This study focuses on children’s living conditions during the Middle Helladic period in Greece. The primary material comprises disarticulated skeletal remains found in a stratigraphic context during the Swedish excavations of Asine in 1926: 4,583 fragments/complete bones. These made up 103 subadults and 36 adults by means of Minimum Number of Individual (MNI) calculations. It was possible to assign subadult skeletal remains to 39 of the 105 already published graves in the Lower Town of Asine. In addition, children’s graves and skeletal remains from the neighbouring site of Lerna (periods IV–VI) are considered for comparisons of demography, health and mortuary treatment. The wider archaeological context, i.e., the published mortuary material from the settlements and cemeteries, is also examined and used to describe the community’s perception of children. It is necessary to consider children in past cultures as active and constantly changing individuals, possessing different social roles during the course of their life. Given that a culture’s perception and definition of children are dependent on age or physical development, for example, the physical remains of these individuals must be given adequate attention; only by including these data also can one hypothesize on a culture’s image of a child as well as on their age specific morbidity and mortality. I argue that neonatals, and even foetuses were regarded as individuals who were afforded the same type of mortuary treatment as older children and adults in the intramural cemetery of Asine. However, it is likely that the elite groups of the community had other customs, possibly preventing the burial of foetuses and neonatals in the extramural cemetery used by them.

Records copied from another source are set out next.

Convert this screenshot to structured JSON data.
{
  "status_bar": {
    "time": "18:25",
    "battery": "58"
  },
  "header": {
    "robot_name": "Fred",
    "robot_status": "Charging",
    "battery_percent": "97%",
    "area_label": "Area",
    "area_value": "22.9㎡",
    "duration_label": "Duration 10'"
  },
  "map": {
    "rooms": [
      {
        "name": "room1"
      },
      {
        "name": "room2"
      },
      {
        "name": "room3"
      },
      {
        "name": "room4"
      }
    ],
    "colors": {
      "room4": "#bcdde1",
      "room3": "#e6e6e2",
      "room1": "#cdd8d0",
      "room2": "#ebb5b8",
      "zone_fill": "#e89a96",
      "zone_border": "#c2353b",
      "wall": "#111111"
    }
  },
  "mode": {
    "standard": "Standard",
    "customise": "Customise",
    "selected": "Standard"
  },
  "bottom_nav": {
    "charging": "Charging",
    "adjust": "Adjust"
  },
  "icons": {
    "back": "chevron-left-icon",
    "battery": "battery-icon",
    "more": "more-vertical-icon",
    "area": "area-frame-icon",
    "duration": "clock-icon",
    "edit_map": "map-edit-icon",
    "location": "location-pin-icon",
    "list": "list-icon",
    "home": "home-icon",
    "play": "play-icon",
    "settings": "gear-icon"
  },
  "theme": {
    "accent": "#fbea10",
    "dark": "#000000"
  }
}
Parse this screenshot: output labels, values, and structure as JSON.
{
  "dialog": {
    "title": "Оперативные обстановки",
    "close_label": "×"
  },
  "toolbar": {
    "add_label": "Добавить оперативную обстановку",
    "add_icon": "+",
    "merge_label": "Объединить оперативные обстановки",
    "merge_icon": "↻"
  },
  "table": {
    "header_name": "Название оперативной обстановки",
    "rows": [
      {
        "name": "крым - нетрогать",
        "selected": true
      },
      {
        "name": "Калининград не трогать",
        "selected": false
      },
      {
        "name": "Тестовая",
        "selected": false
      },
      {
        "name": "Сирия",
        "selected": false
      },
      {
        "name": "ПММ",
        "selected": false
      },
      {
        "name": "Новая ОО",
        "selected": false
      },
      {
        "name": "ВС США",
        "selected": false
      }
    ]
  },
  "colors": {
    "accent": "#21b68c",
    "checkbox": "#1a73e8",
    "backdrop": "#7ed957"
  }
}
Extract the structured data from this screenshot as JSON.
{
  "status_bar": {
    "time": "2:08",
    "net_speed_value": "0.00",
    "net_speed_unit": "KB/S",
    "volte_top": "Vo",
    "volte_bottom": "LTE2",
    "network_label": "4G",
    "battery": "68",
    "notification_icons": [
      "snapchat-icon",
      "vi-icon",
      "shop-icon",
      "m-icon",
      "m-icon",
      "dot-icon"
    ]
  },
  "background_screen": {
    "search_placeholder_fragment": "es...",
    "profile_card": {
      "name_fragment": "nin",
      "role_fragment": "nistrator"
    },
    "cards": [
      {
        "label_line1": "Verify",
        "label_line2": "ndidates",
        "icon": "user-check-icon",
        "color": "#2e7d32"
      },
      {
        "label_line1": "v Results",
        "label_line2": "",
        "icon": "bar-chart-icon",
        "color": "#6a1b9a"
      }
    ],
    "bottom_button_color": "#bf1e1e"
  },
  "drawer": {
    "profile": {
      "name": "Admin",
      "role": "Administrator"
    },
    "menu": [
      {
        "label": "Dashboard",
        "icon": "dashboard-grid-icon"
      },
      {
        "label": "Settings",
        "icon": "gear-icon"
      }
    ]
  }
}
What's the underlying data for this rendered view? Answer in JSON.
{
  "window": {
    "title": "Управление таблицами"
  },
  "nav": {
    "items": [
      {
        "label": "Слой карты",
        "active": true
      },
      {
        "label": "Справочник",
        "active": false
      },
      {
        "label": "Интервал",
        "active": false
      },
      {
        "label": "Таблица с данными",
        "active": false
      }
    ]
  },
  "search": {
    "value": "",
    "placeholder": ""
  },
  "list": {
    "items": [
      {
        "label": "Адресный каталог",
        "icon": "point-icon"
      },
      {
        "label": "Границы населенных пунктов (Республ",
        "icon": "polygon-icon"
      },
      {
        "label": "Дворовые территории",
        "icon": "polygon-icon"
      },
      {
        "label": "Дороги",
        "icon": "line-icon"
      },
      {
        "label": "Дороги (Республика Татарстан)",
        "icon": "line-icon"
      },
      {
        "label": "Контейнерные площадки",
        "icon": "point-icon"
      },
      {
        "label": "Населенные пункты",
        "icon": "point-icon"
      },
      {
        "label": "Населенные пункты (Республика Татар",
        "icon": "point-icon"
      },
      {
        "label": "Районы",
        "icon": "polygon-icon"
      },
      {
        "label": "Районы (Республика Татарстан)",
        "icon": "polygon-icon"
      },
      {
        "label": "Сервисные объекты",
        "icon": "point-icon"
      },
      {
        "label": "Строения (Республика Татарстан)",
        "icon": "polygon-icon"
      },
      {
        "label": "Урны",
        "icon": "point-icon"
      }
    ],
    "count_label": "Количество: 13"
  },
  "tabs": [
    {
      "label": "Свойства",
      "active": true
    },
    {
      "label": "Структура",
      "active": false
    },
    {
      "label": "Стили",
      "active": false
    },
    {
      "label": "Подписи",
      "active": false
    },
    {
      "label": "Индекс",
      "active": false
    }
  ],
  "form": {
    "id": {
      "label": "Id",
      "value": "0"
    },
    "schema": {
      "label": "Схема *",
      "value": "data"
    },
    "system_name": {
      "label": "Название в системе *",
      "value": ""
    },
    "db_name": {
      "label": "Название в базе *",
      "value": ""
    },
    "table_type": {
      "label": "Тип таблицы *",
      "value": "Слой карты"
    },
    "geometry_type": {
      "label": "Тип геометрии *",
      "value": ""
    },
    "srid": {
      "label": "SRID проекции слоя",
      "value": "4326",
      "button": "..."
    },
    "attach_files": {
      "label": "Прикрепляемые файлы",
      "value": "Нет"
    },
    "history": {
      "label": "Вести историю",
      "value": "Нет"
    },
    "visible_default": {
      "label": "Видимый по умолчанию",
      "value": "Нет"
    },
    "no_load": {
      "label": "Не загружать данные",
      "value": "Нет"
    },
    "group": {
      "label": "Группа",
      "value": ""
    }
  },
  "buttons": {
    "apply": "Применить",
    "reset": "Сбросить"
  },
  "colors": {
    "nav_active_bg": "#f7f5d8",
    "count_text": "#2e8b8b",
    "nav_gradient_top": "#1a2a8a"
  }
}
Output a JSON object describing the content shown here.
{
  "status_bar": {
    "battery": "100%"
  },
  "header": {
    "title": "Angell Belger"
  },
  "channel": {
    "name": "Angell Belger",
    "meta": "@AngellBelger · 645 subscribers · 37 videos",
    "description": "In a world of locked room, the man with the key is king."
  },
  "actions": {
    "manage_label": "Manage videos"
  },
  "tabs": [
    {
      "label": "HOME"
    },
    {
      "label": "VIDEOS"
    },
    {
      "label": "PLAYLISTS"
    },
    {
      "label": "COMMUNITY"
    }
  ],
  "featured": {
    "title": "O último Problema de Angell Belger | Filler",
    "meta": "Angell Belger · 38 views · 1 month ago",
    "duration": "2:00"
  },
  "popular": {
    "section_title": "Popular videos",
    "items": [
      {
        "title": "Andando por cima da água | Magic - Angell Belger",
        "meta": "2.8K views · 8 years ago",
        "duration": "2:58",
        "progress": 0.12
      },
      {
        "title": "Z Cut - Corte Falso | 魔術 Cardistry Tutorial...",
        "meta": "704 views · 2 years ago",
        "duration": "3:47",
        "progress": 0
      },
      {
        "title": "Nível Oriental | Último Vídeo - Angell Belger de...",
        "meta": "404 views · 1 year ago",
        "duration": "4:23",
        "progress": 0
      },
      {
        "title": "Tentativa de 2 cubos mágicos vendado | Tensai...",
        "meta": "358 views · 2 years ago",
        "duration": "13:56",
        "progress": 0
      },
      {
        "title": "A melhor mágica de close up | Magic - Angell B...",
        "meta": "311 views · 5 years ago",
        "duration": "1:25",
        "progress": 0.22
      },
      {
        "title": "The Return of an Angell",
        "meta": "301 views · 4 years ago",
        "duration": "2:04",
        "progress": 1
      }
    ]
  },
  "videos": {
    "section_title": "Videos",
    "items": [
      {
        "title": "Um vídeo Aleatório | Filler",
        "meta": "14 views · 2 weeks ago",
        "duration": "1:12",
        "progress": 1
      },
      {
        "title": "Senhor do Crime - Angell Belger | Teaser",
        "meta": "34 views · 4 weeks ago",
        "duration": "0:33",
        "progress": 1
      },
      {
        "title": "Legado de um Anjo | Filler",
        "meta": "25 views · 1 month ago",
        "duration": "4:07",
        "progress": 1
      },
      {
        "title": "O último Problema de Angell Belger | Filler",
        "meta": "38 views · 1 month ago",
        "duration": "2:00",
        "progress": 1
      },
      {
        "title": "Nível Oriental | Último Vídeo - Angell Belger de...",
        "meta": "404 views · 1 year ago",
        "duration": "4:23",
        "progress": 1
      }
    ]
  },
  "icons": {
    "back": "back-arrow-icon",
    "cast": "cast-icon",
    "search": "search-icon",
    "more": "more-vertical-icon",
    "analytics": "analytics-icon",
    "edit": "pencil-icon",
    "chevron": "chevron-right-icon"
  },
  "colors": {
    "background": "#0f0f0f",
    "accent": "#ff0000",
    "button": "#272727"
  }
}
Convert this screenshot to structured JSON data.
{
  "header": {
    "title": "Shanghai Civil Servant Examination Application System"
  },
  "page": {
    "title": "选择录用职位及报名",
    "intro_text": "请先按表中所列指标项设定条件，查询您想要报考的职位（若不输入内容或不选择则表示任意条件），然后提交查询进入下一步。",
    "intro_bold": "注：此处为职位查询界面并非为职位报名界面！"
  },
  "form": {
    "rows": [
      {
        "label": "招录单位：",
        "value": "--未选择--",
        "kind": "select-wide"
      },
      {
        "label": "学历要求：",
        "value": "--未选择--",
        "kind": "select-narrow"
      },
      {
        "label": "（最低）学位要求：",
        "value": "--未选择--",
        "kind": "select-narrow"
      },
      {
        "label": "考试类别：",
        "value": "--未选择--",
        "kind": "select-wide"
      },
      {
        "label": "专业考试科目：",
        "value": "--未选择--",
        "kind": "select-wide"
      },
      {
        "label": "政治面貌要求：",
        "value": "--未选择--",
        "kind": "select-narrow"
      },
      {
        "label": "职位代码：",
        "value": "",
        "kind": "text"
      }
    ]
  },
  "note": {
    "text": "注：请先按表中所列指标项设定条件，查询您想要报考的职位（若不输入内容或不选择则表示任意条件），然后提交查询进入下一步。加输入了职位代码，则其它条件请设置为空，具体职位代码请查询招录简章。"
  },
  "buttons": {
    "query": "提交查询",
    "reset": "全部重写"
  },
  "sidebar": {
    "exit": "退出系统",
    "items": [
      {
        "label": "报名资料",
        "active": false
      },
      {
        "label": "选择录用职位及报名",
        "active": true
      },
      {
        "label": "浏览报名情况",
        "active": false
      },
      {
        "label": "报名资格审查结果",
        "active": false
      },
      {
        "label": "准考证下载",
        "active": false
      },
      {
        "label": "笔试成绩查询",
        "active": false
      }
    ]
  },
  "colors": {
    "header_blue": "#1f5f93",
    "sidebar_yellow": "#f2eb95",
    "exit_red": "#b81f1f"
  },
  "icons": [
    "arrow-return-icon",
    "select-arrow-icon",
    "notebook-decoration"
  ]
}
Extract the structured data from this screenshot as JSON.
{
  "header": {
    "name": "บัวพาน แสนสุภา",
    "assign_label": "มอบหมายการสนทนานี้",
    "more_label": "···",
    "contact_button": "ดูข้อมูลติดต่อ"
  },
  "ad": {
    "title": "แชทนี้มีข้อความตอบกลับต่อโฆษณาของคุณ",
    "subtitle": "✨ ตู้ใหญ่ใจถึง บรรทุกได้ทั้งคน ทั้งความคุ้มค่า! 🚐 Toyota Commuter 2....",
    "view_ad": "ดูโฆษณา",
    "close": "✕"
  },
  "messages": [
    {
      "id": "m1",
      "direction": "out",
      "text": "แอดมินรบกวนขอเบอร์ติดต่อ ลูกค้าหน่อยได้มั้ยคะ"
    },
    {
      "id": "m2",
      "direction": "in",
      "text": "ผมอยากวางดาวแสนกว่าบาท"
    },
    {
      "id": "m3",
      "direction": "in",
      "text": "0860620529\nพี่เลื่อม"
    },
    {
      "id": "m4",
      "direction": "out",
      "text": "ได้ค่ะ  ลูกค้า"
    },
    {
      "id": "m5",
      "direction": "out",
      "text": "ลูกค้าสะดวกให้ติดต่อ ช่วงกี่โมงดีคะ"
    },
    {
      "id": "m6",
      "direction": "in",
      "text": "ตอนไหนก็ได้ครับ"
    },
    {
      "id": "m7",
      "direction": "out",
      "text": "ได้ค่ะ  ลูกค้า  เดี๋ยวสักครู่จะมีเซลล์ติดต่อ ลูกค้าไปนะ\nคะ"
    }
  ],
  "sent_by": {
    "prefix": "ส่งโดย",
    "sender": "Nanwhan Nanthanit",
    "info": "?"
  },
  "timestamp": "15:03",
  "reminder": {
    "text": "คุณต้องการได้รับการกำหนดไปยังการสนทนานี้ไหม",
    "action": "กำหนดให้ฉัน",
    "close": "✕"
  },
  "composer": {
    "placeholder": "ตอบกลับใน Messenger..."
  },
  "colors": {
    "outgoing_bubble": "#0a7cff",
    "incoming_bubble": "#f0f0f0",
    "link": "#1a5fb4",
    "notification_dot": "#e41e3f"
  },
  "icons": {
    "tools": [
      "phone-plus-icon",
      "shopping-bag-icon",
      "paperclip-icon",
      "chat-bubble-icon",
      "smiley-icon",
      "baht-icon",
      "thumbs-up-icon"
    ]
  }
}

The examination of children’s growth and analysis of the teeth suggest that their morbidity was aggravated by periods of malnutrition at both sites. The presence of prenatal disturbances on the teeth combined with normal length of the long bones during the infants’ first months points in different directions: it is therefore likely that different types of physiological stress affected different parts of the skeleton during the individuals’ development. The skeletal growth profiles of children indicate that growth started to be affected after three months of age, and after two years of age many children could probably be considered short for their age in comparison with modern Western children. The neonatal mortality at both Asine and Lerna was probably increased by women’s poor health which seems to have begun already in childhood. Significant amounts of foods other than breast-milk were probably given to the infants at around four months of age, as reflected by the Bourgeois-Pichat biometric analysis. Demographic variables derived from contemporary pre-industrial populations suggest that older siblings were likely to have been important care-givers for infants and young children, a practice which would also be consistent with an early introduction of other nutrients than breast milk.